by Kate Gazzo
Even though drinking water is disinfected and filtered, anthropogenic pollution to surface waters may be lowering the quality of your drinking water. As you turn on your tap, pharmaceuticals, industrial and agricultural chemicals, heavy metals, and in some cases pathogens may be flowing out. Human health effects from lowered water quality range from acute illness stemming from microbial outbreaks to more common, chronic exposure to a wide range of aforementioned contaminants. Even though water filtration and disinfection can remove a lot of these contaminants, some are still present in domestic supplies. During a five year study (2004-2009) analyzing tap water from across the U.S., over 300 different contaminants were identified; 200 of these contaminants were not under federal or state regulation and a quarter of these 200 unregulated contaminants were above human health guidelines.
A combination of increasing chemicals and chemical loads in waterways stemming from Nonpoint Source Pollution (NPS) combined with urban sprawl and development are elevating the risk for contaminants to enter drinking water sources. Sprawl and development contribute to habitat loss and fragmentation, including a loss of natural watershed areas such as forests and floodplains which are essential for the protection of water supplies.
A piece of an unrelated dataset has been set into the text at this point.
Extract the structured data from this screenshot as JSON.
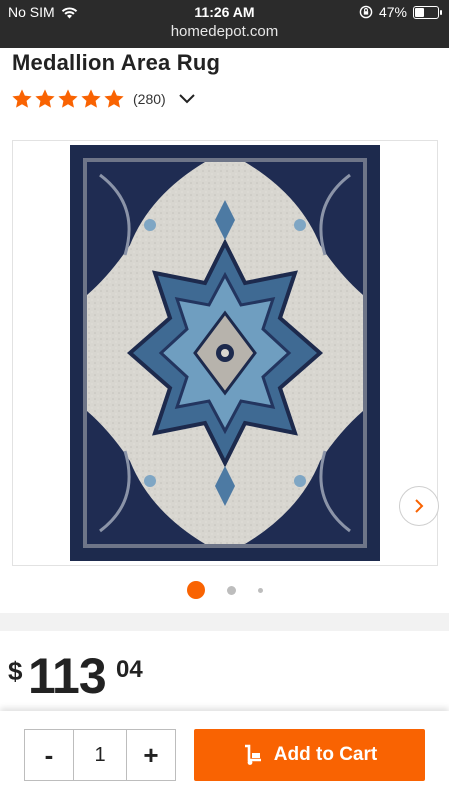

An increasing diversity, as well as magnitude, of these pollutants necessitates the preservation and protection of watershed areas, especially those upstream of drinking water sources. Drinking water sources are headwater areas to an end route, such as a lake or river. Protecting upper watershed lands and key buffer areas provide an effective barrier against common drinking water contaminants including, agricultural, industrial, and urban water pollution sources. Currently water utilities spend $4 billion each year on chemicals alone to treat drinking water; in contrast, only $200 million (one twentieth of this amount) is spent on the protection of source waters and watershed protection efforts. Increasing drinking water treatment costs are leading to costly water bills for consumers.
Although humans have engineered drinking water filtration plants to filter and purify drinking water, these services are provided by ecosystems for free and are often just as effective at meeting water quality standards. Multiple cities, including some of the largest cities in the U.S. including New York, Boston, and Seattle consistently meet drinking water quality standards with limited use of human engineered filtration systems. These cities rely primarily on green infrastructure (forests, grasslands, and riparian areas) to safeguard their water supplies. As a result these cities have saved millions and in some cases, such as New York City billions of dollars in potential human engineered or gray infrastructure.
In New York City, a drinking water filtration system, the Croton Water Filtration Plant, was necessitated in the 1990’s by the U.S. EPA and NY State Department of Health mostly as a result of the developing upstream watershed. When completed, the Croton Water Filtration Plant will supply 10 % of the city with water from the Croton watershed, however, 90% of NYC, or eight million people still receive unfiltered drinking water from the protected Catskill-Delaware (Cat-Del) watershed. Due to the continued protection of the Cat-Del watershed, New York City is well known for the best tasting and purest drinking water in the world. The city also avoided $6 billion in the construction of a second water filtration plant by committing $1.5 billion to watershed protection over a 10 year period, further enhancing the upstream Cat-Del watershed.
The protection of the Cat-Del watershed exemplifies how protection and restoration of key land areas is a wise investment to reduce human health risks and water treatment costs. Soil and vegetation within protected watersheds degrade and filter pollutants transported form upstream areas and thereby lower the risk of downstream water contamination. Cities that invest in green infrastructure save money on treatment costs because ecosystem services decrease the level of treatment needed. For every 10 percent increase in forest cover, treatment costs decrease by 20%. Considering an average treatment plant may treat 20 million gallons/day, a 20% decrease in treatment costs may save thousands of dollars.
Ernst, C., Gullick, R., & Nixon, K. (2004). Protecting the Source Conserving Forests to Protect Water. American Water Works Association. Opflow, 30(5).
Gartner, T., Mulligan, J. Schmidt, R., Gunn, J. (2013). Natural Infrastructure: Investing in Forested Landscapes for Source Water Protection in the U.S. World Resources Institute. Washington, DC. doi:ISBN 978-1-56973-813-9
National Research Council. (2000). Watershed Management for Potable Water Supply: Assessing the New York City Strategy (p. 545). Washington DC.